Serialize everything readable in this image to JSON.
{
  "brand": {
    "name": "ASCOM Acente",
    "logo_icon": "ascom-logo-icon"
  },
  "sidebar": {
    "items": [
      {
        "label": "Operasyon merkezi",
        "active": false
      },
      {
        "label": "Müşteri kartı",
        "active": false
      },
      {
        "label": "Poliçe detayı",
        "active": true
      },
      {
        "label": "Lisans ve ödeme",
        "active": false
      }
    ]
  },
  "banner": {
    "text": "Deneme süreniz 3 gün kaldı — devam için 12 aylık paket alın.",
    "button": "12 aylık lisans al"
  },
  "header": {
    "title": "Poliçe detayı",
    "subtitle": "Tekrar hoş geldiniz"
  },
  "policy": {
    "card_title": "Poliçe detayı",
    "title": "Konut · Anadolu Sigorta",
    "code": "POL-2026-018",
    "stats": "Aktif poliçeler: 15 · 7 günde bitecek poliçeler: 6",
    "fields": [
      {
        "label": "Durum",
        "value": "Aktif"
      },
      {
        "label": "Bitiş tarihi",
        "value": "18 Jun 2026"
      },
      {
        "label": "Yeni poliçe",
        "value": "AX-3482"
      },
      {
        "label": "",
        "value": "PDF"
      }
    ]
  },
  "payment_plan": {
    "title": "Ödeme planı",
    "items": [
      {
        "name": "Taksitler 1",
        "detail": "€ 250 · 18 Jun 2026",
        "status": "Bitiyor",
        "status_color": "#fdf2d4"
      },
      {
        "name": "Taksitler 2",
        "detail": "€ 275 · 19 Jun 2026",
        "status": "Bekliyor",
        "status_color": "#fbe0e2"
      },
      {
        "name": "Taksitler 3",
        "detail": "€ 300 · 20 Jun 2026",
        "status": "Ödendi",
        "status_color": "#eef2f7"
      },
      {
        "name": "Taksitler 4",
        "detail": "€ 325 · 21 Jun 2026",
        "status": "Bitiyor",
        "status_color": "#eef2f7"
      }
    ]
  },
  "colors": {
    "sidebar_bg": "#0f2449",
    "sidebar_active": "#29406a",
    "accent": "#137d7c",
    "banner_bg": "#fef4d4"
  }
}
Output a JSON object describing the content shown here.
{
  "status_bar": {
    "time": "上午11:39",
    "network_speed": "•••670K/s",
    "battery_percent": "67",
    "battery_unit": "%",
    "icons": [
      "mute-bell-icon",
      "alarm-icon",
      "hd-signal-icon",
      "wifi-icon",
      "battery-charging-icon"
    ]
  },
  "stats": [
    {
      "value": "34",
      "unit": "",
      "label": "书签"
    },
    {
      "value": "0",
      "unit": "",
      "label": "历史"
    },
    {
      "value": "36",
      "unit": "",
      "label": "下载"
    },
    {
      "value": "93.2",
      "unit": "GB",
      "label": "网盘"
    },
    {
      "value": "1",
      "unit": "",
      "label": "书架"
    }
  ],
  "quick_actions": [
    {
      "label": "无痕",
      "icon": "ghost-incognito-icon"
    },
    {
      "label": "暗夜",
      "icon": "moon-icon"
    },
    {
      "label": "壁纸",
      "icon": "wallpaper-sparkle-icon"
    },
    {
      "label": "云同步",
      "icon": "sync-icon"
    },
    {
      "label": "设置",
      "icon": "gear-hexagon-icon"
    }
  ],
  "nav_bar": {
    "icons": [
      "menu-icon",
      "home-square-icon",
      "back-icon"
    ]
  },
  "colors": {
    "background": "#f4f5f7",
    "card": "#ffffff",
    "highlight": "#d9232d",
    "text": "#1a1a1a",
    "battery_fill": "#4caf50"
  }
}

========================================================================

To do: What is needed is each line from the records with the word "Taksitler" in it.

Written reply:
        "name": "Taksitler 1",
        "name": "Taksitler 2",
        "name": "Taksitler 3",
        "name": "Taksitler 4",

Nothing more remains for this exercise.